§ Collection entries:

═══

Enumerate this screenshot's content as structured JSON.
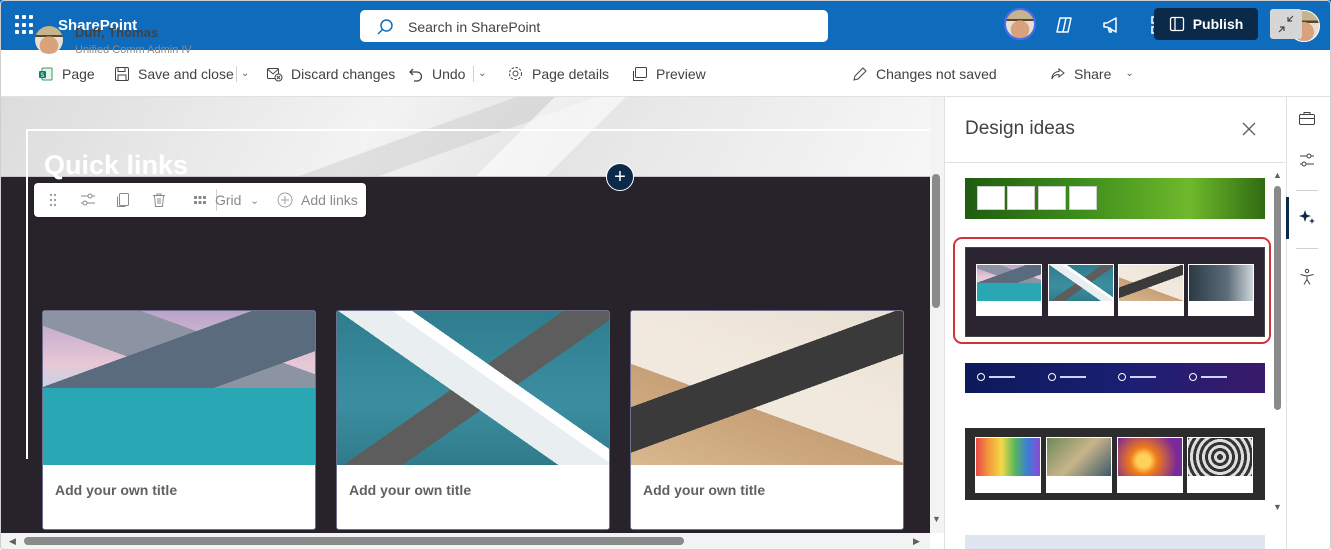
{
  "suitebar": {
    "app_name": "SharePoint",
    "search_placeholder": "Search in SharePoint",
    "help_glyph": "?",
    "icons": [
      "waffle-icon",
      "copilot-icon",
      "megaphone-icon",
      "network-icon",
      "settings-icon",
      "help-icon"
    ]
  },
  "commandbar": {
    "page_label": "Page",
    "save_close_label": "Save and close",
    "discard_label": "Discard changes",
    "undo_label": "Undo",
    "page_details_label": "Page details",
    "preview_label": "Preview",
    "status_label": "Changes not saved",
    "share_label": "Share",
    "publish_label": "Publish"
  },
  "page": {
    "author_name": "Duff, Thomas",
    "author_role": "Unified Comm Admin IV",
    "add_section_glyph": "+",
    "toolbar": {
      "layout_label": "Grid",
      "add_links_label": "Add links"
    },
    "quick_links": {
      "title": "Quick links",
      "cards": [
        {
          "title": "Add your own title",
          "image": "mountain-lake"
        },
        {
          "title": "Add your own title",
          "image": "white-building"
        },
        {
          "title": "Add your own title",
          "image": "laptop-typing"
        }
      ]
    }
  },
  "design_panel": {
    "title": "Design ideas",
    "selected_index": 1,
    "selected_color": "#d13438",
    "option_count_visible": 5
  },
  "colors": {
    "suitebar_bg": "#0f6cbd",
    "publish_bg": "#0b2a4a",
    "section_bg": "#28232b"
  }
}
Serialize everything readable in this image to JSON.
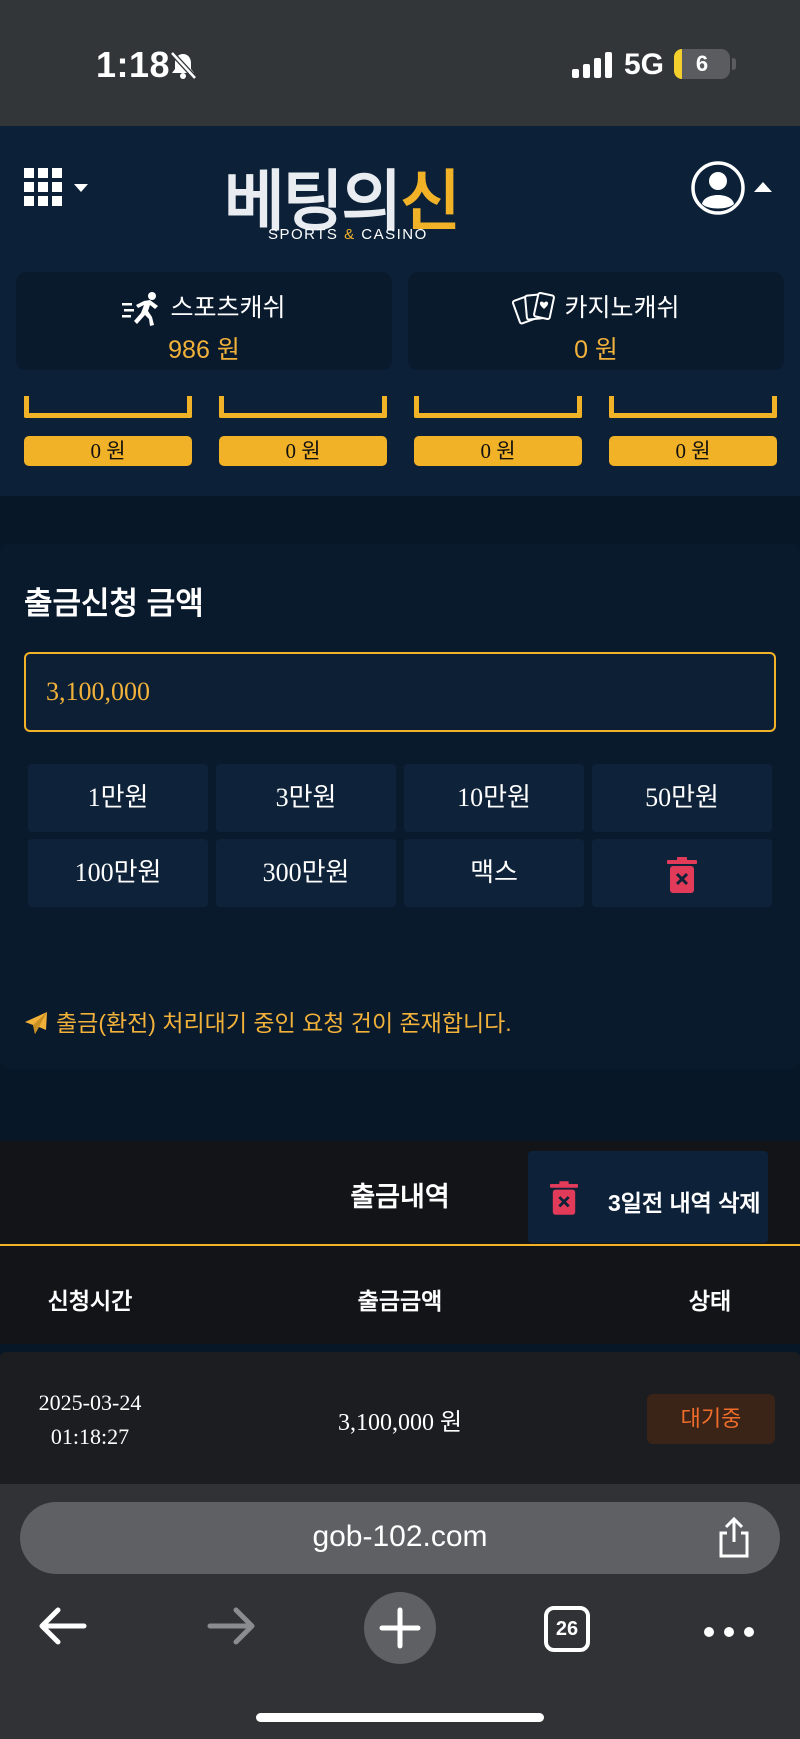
{
  "status_bar": {
    "time": "1:18",
    "network": "5G",
    "battery": "6"
  },
  "header": {
    "logo_main": "베팅의",
    "logo_accent": "신",
    "logo_sub_left": "SPORTS",
    "logo_sub_amp": "&",
    "logo_sub_right": "CASINO"
  },
  "wallets": [
    {
      "label": "스포츠캐쉬",
      "amount": "986 원"
    },
    {
      "label": "카지노캐쉬",
      "amount": "0 원"
    }
  ],
  "balances": [
    "0 원",
    "0 원",
    "0 원",
    "0 원"
  ],
  "withdraw": {
    "title": "출금신청 금액",
    "amount_value": "3,100,000",
    "quick_amounts": [
      "1만원",
      "3만원",
      "10만원",
      "50만원",
      "100만원",
      "300만원",
      "맥스"
    ],
    "notice": "출금(환전) 처리대기 중인 요청 건이 존재합니다."
  },
  "history": {
    "title": "출금내역",
    "delete_label": "3일전 내역 삭제",
    "columns": [
      "신청시간",
      "출금금액",
      "상태"
    ],
    "rows": [
      {
        "date": "2025-03-24",
        "time": "01:18:27",
        "amount": "3,100,000 원",
        "status": "대기중"
      }
    ]
  },
  "browser": {
    "url": "gob-102.com",
    "tab_count": "26"
  },
  "colors": {
    "accent": "#f2b227",
    "background": "#081727",
    "panel": "#0a1a2d",
    "pending": "#f06c2a"
  }
}
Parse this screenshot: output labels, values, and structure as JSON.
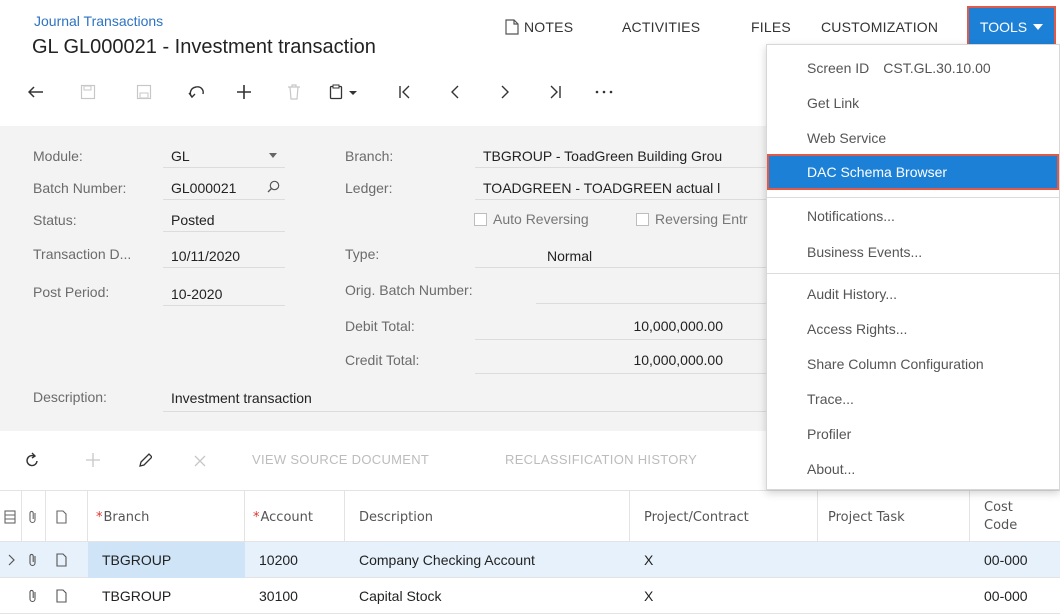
{
  "header": {
    "breadcrumb": "Journal Transactions",
    "title": "GL GL000021 - Investment transaction",
    "menu": {
      "notes": "NOTES",
      "activities": "ACTIVITIES",
      "files": "FILES",
      "customization": "CUSTOMIZATION",
      "tools": "TOOLS"
    }
  },
  "form": {
    "module_label": "Module:",
    "module_value": "GL",
    "batch_label": "Batch Number:",
    "batch_value": "GL000021",
    "status_label": "Status:",
    "status_value": "Posted",
    "trandate_label": "Transaction D...",
    "trandate_value": "10/11/2020",
    "postperiod_label": "Post Period:",
    "postperiod_value": "10-2020",
    "branch_label": "Branch:",
    "branch_value": "TBGROUP - ToadGreen Building Grou",
    "ledger_label": "Ledger:",
    "ledger_value": "TOADGREEN - TOADGREEN actual l",
    "auto_reversing": "Auto Reversing",
    "reversing_entry": "Reversing Entr",
    "type_label": "Type:",
    "type_value": "Normal",
    "orig_batch_label": "Orig. Batch Number:",
    "debit_label": "Debit Total:",
    "debit_value": "10,000,000.00",
    "credit_label": "Credit Total:",
    "credit_value": "10,000,000.00",
    "description_label": "Description:",
    "description_value": "Investment transaction"
  },
  "grid_toolbar": {
    "view_source": "VIEW SOURCE DOCUMENT",
    "reclass_history": "RECLASSIFICATION HISTORY"
  },
  "grid": {
    "headers": {
      "branch": "Branch",
      "account": "Account",
      "description": "Description",
      "project": "Project/Contract",
      "task": "Project Task",
      "cost_code_1": "Cost",
      "cost_code_2": "Code"
    },
    "rows": [
      {
        "branch": "TBGROUP",
        "account": "10200",
        "description": "Company Checking Account",
        "project": "X",
        "cost_code": "00-000"
      },
      {
        "branch": "TBGROUP",
        "account": "30100",
        "description": "Capital Stock",
        "project": "X",
        "cost_code": "00-000"
      }
    ]
  },
  "tools_menu": {
    "screen_id_label": "Screen ID",
    "screen_id_value": "CST.GL.30.10.00",
    "items": [
      "Get Link",
      "Web Service",
      "DAC Schema Browser",
      "Notifications...",
      "Business Events...",
      "Audit History...",
      "Access Rights...",
      "Share Column Configuration",
      "Trace...",
      "Profiler",
      "About..."
    ]
  },
  "colors": {
    "accent": "#1c81d6",
    "highlight_border": "#e05a4a",
    "link": "#2d73c2",
    "selected_row": "#e6f1fb"
  }
}
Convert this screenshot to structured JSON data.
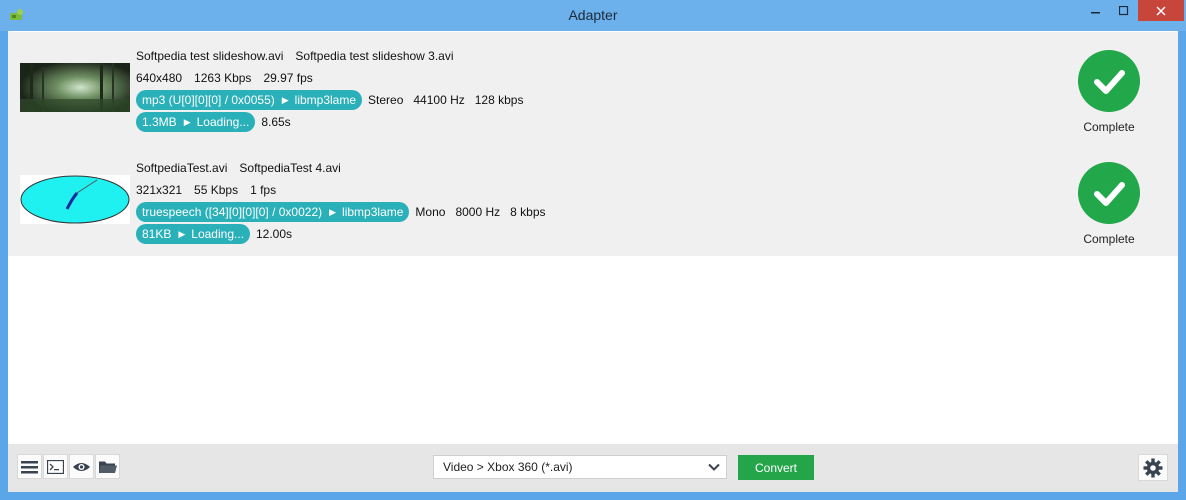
{
  "window": {
    "title": "Adapter"
  },
  "rows": [
    {
      "source_file": "Softpedia test slideshow.avi",
      "output_file": "Softpedia test slideshow 3.avi",
      "resolution": "640x480",
      "bitrate": "1263 Kbps",
      "fps": "29.97 fps",
      "codec_in": "mp3 (U[0][0][0] / 0x0055)",
      "codec_out": "libmp3lame",
      "channels": "Stereo",
      "sample_rate": "44100 Hz",
      "audio_bitrate": "128 kbps",
      "size": "1.3MB",
      "progress_text": "Loading...",
      "duration": "8.65s",
      "status": "Complete"
    },
    {
      "source_file": "SoftpediaTest.avi",
      "output_file": "SoftpediaTest 4.avi",
      "resolution": "321x321",
      "bitrate": "55 Kbps",
      "fps": "1 fps",
      "codec_in": "truespeech ([34][0][0][0] / 0x0022)",
      "codec_out": "libmp3lame",
      "channels": "Mono",
      "sample_rate": "8000 Hz",
      "audio_bitrate": "8 kbps",
      "size": "81KB",
      "progress_text": "Loading...",
      "duration": "12.00s",
      "status": "Complete"
    }
  ],
  "toolbar": {
    "preset_value": "Video > Xbox 360 (*.avi)",
    "convert_label": "Convert"
  },
  "icons": {
    "menu": "hamburger-icon",
    "terminal": "terminal-icon",
    "preview": "eye-icon",
    "folder": "folder-icon",
    "settings": "gear-icon",
    "status": "checkmark-icon"
  },
  "colors": {
    "titlebar": "#6cb0ec",
    "pill": "#29b0b8",
    "success": "#22a84a",
    "close": "#c7453a"
  }
}
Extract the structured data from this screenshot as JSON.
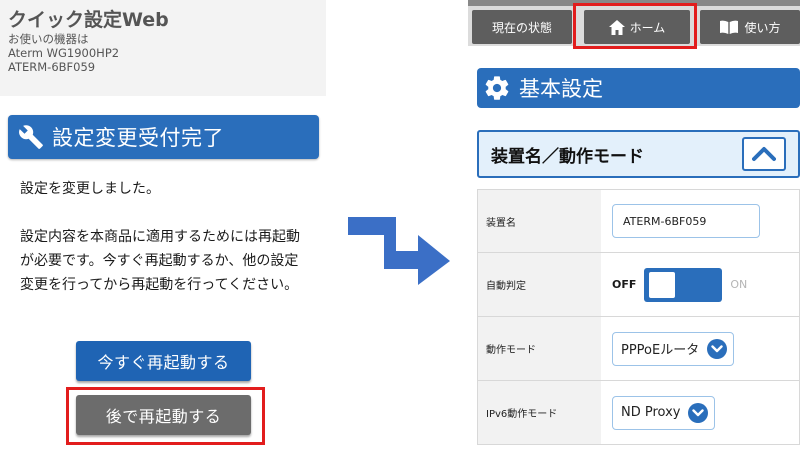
{
  "left": {
    "app_title": "クイック設定Web",
    "device_label": "お使いの機器は",
    "model": "Aterm WG1900HP2",
    "device_id": "ATERM-6BF059",
    "section_title": "設定変更受付完了",
    "message1": "設定を変更しました。",
    "message2": "設定内容を本商品に適用するためには再起動が必要です。今すぐ再起動するか、他の設定変更を行ってから再起動を行ってください。",
    "restart_now_label": "今すぐ再起動する",
    "restart_later_label": "後で再起動する"
  },
  "right": {
    "tabs": {
      "status": "現在の状態",
      "home": "ホーム",
      "guide": "使い方"
    },
    "basic_title": "基本設定",
    "accordion_title": "装置名／動作モード",
    "rows": [
      {
        "label": "装置名",
        "value": "ATERM-6BF059"
      },
      {
        "label": "自動判定",
        "off": "OFF",
        "on": "ON"
      },
      {
        "label": "動作モード",
        "value": "PPPoEルータ"
      },
      {
        "label": "IPv6動作モード",
        "value": "ND Proxy"
      }
    ]
  },
  "colors": {
    "accent_blue": "#2a6ebb",
    "button_gray": "#6c6c6c",
    "highlight_red": "#e21d1d"
  },
  "icons": [
    "wrench-icon",
    "home-icon",
    "book-icon",
    "gear-icon",
    "chevron-up-icon",
    "chevron-down-icon",
    "arrow-icon"
  ]
}
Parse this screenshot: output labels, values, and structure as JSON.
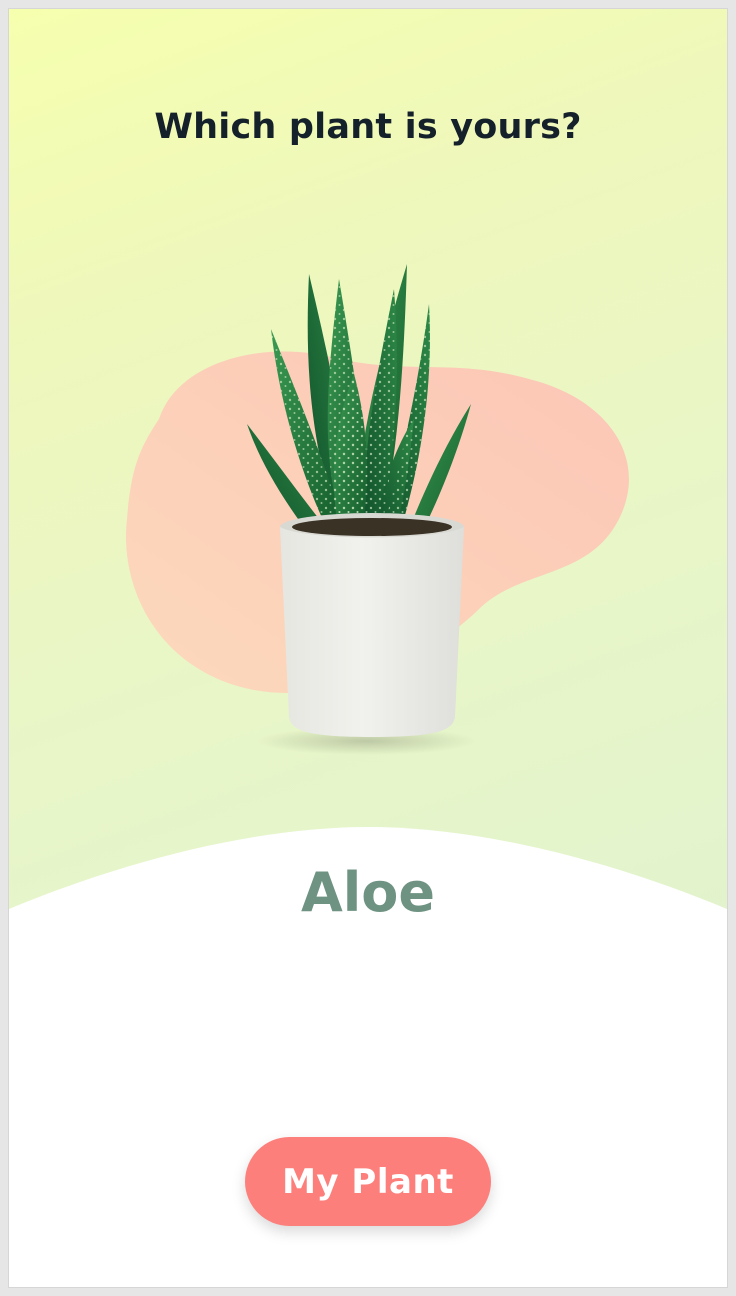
{
  "header": {
    "title": "Which plant is yours?"
  },
  "plant": {
    "name": "Aloe",
    "image_icon": "potted-aloe-plant"
  },
  "actions": {
    "primary_label": "My Plant"
  },
  "colors": {
    "background_top": "#f6ffae",
    "background_bottom": "#e2f3cd",
    "blob": "#fcc6b4",
    "plant_name": "#6f9382",
    "button": "#fd7f7b",
    "button_text": "#ffffff",
    "title": "#14202a"
  }
}
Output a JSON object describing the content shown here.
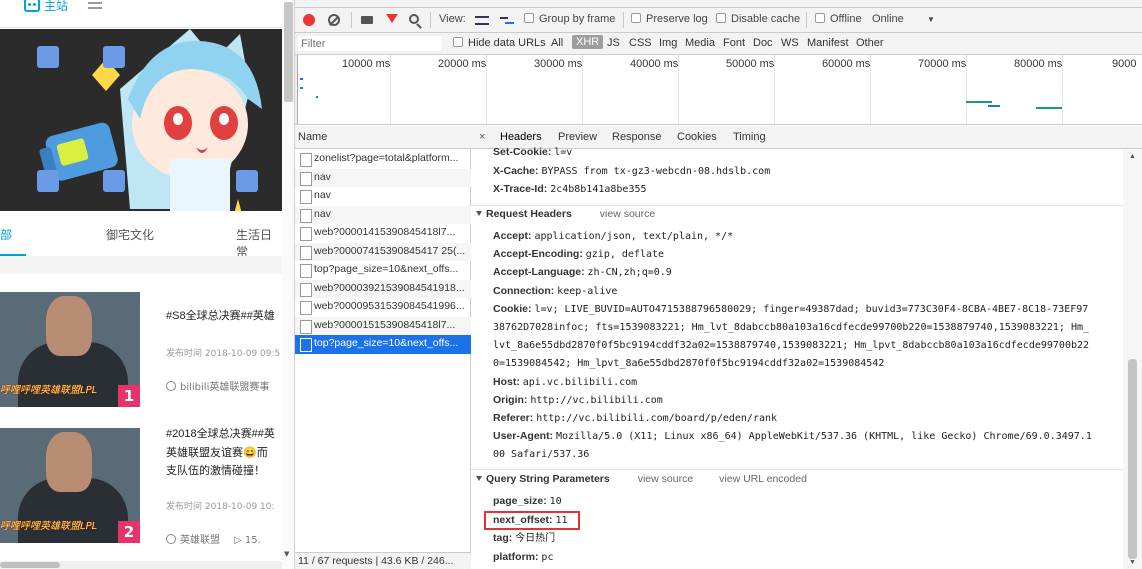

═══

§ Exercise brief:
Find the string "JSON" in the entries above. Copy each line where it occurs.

§ Response below:
Enumerate this screenshot's content as structured JSON.
Serialize everything readable in this image to JSON.
Parse this screenshot: output labels, values, and structure as JSON.
Convert this screenshot to structured JSON data.
Extract the structured data from this screenshot as JSON.
Parse this screenshot: output labels, values, and structure as JSON.
Output a JSON object describing the content shown here.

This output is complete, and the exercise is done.